What is expected: Nothing but the lines from the one with "Transcribe this image's" through the final line of the entries should appear in the answer, copied exactly and without pictures.

Page and application data records

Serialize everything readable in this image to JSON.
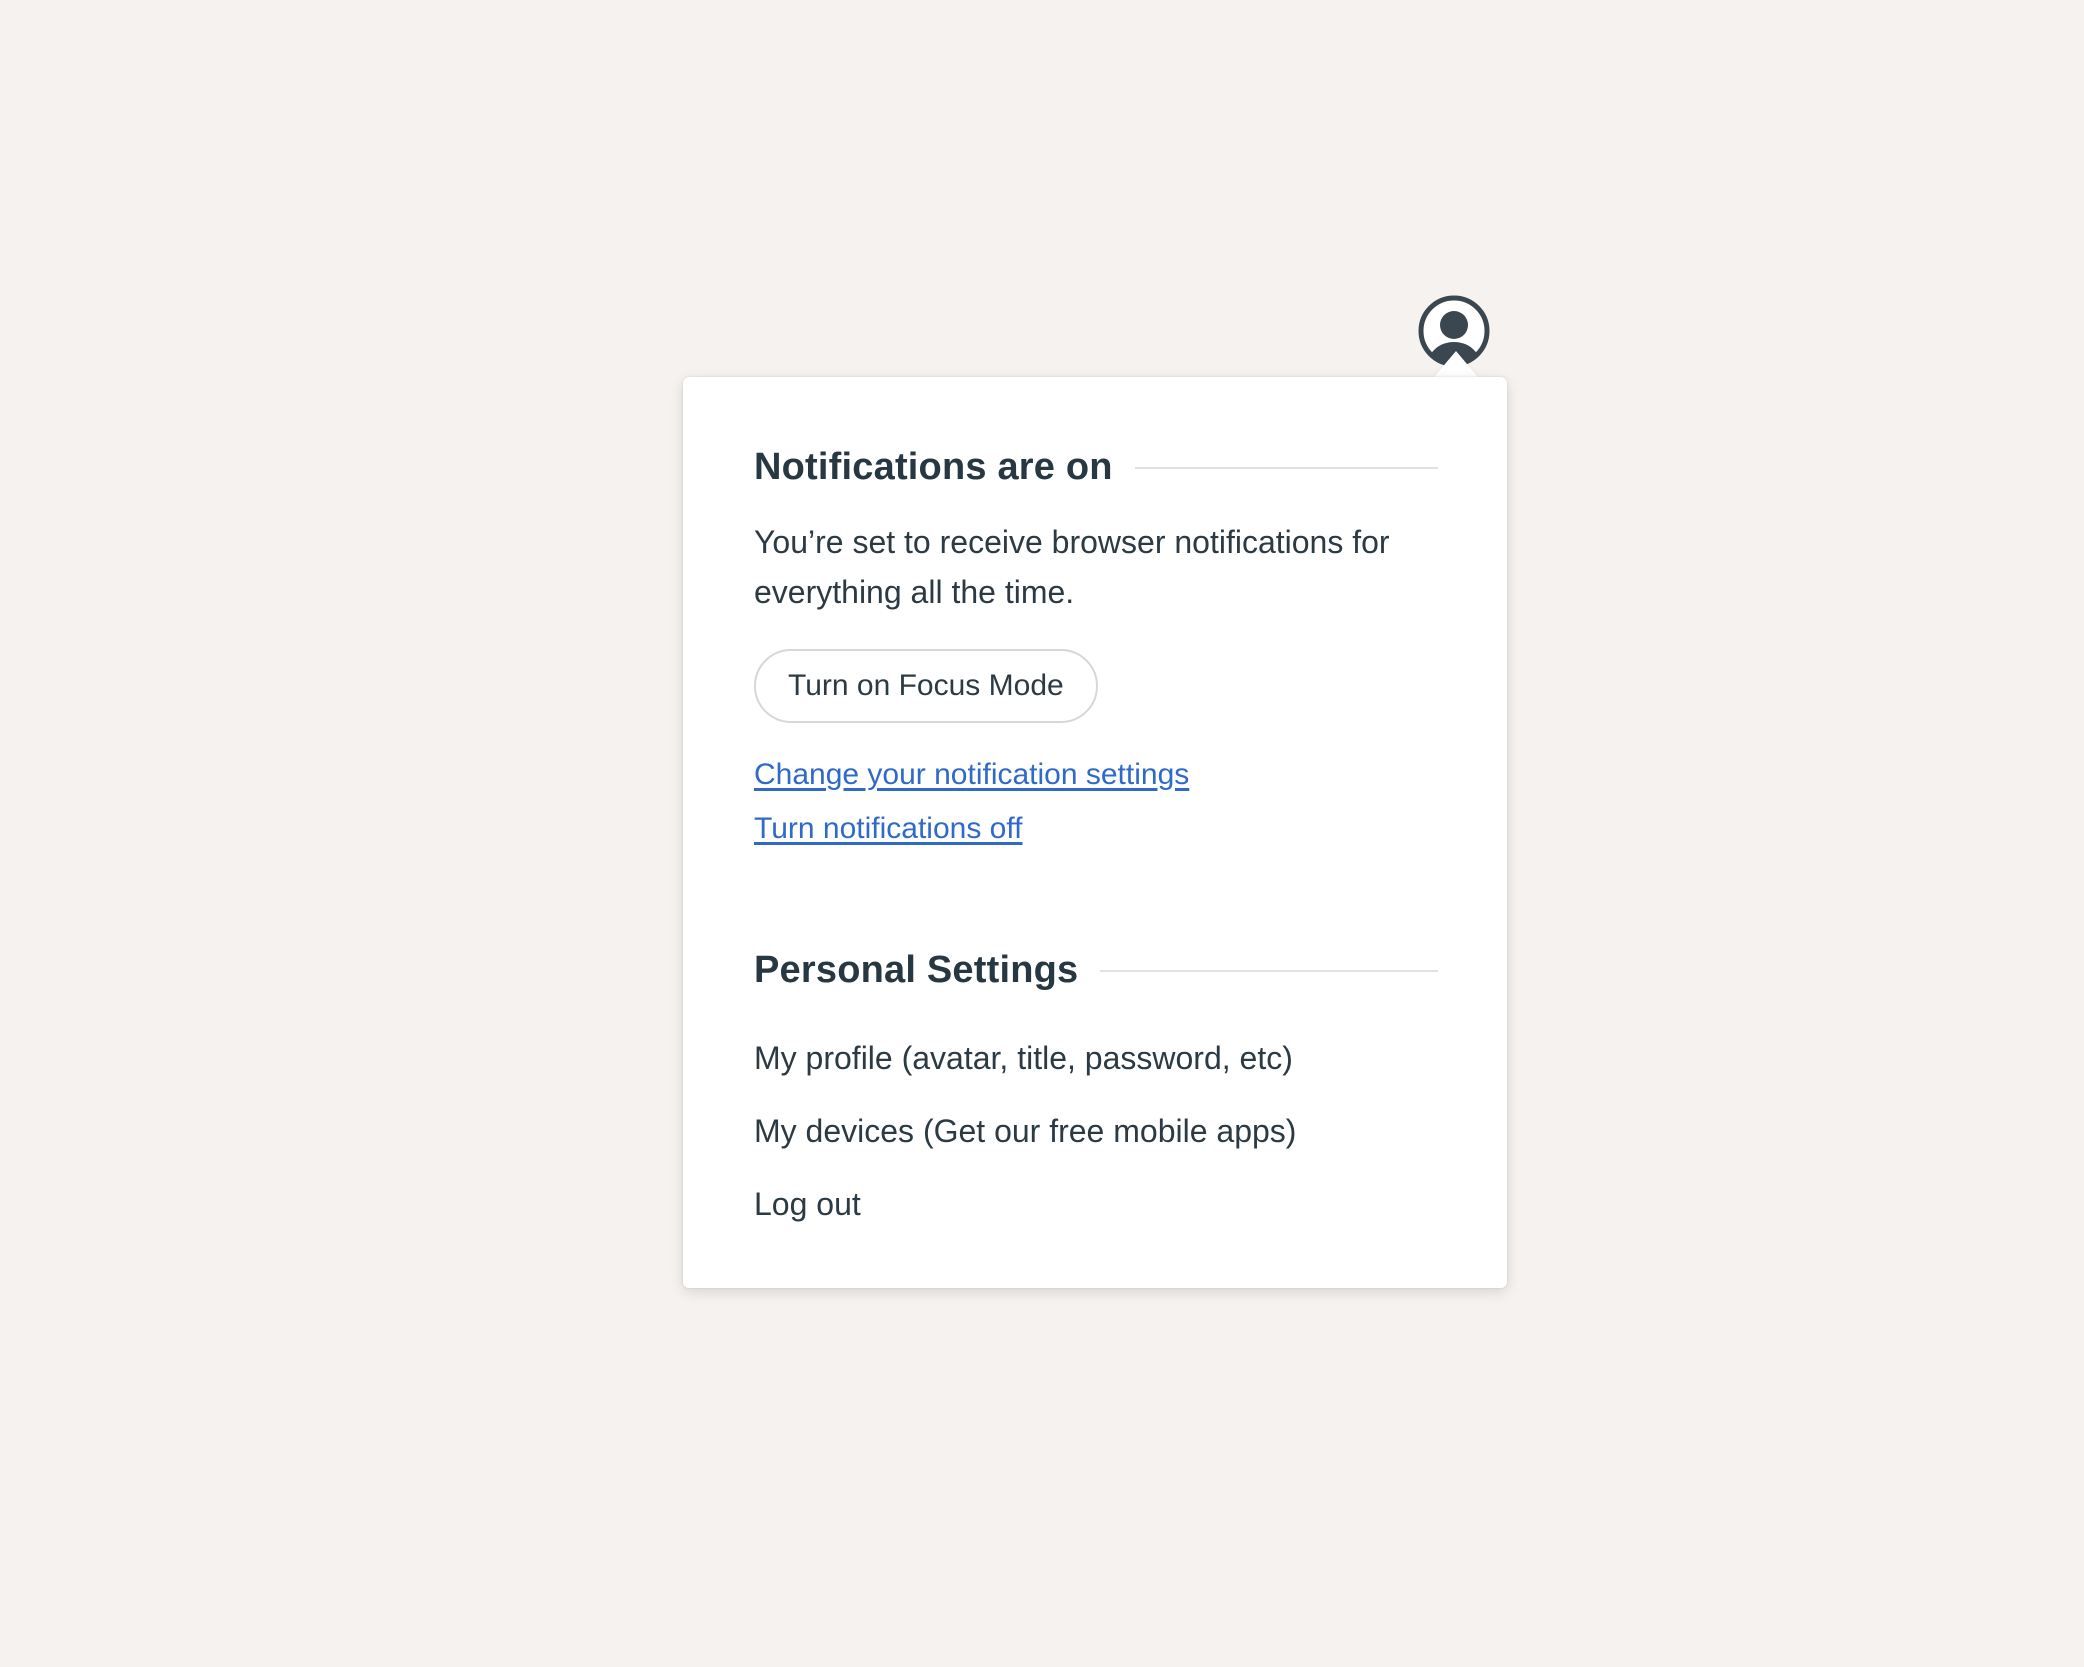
{
  "avatar": {
    "icon": "user-avatar-icon",
    "color": "#3a4750"
  },
  "notifications": {
    "heading": "Notifications are on",
    "description": "You’re set to receive browser notifications for everything all the time.",
    "focus_button_label": "Turn on Focus Mode",
    "change_settings_link": "Change your notification settings",
    "turn_off_link": "Turn notifications off",
    "link_color": "#2f6ac9"
  },
  "personal_settings": {
    "heading": "Personal Settings",
    "items": [
      {
        "label": "My profile (avatar, title, password, etc)"
      },
      {
        "label": "My devices (Get our free mobile apps)"
      },
      {
        "label": "Log out"
      }
    ]
  }
}
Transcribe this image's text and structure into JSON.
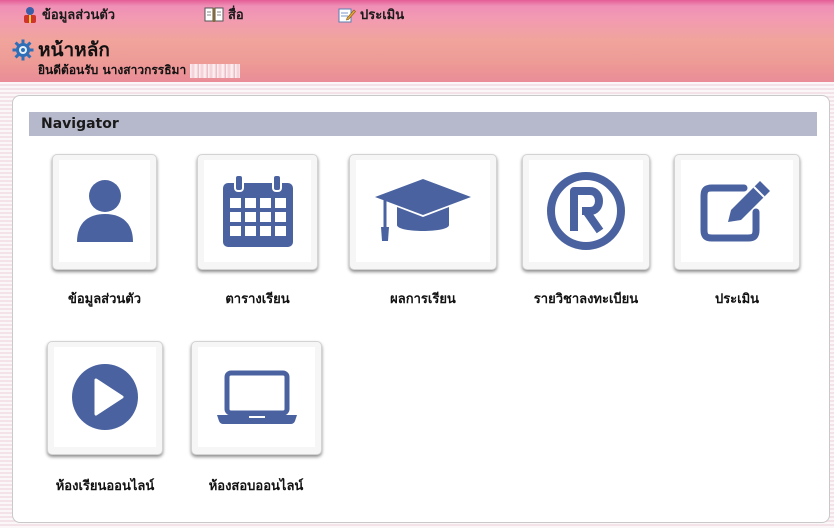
{
  "top_menu": {
    "items": [
      {
        "label": "ข้อมูลส่วนตัว",
        "icon": "user-gift-icon"
      },
      {
        "label": "สื่อ",
        "icon": "book-icon"
      },
      {
        "label": "ประเมิน",
        "icon": "edit-icon"
      }
    ]
  },
  "header": {
    "title": "หน้าหลัก",
    "welcome": "ยินดีต้อนรับ นางสาวกรรธิมา"
  },
  "navigator": {
    "heading": "Navigator",
    "tiles": [
      {
        "label": "ข้อมูลส่วนตัว",
        "icon": "user-icon"
      },
      {
        "label": "ตารางเรียน",
        "icon": "calendar-icon"
      },
      {
        "label": "ผลการเรียน",
        "icon": "graduation-cap-icon"
      },
      {
        "label": "รายวิชาลงทะเบียน",
        "icon": "registered-icon"
      },
      {
        "label": "ประเมิน",
        "icon": "edit-icon"
      },
      {
        "label": "ห้องเรียนออนไลน์",
        "icon": "play-icon"
      },
      {
        "label": "ห้องสอบออนไลน์",
        "icon": "laptop-icon"
      }
    ]
  },
  "colors": {
    "icon": "#4a63a0",
    "header_pink": "#ef9aa7",
    "nav_bar": "#b6b9cc"
  }
}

Solution to the exercise:
Transcribe this image's text and structure into JSON.
{
  "top_menu": {
    "items": [
      {
        "label": "ข้อมูลส่วนตัว",
        "icon": "user-gift-icon"
      },
      {
        "label": "สื่อ",
        "icon": "book-icon"
      },
      {
        "label": "ประเมิน",
        "icon": "edit-icon"
      }
    ]
  },
  "header": {
    "title": "หน้าหลัก",
    "welcome": "ยินดีต้อนรับ นางสาวกรรธิมา"
  },
  "navigator": {
    "heading": "Navigator",
    "tiles": [
      {
        "label": "ข้อมูลส่วนตัว",
        "icon": "user-icon"
      },
      {
        "label": "ตารางเรียน",
        "icon": "calendar-icon"
      },
      {
        "label": "ผลการเรียน",
        "icon": "graduation-cap-icon"
      },
      {
        "label": "รายวิชาลงทะเบียน",
        "icon": "registered-icon"
      },
      {
        "label": "ประเมิน",
        "icon": "edit-icon"
      },
      {
        "label": "ห้องเรียนออนไลน์",
        "icon": "play-icon"
      },
      {
        "label": "ห้องสอบออนไลน์",
        "icon": "laptop-icon"
      }
    ]
  },
  "colors": {
    "icon": "#4a63a0",
    "header_pink": "#ef9aa7",
    "nav_bar": "#b6b9cc"
  }
}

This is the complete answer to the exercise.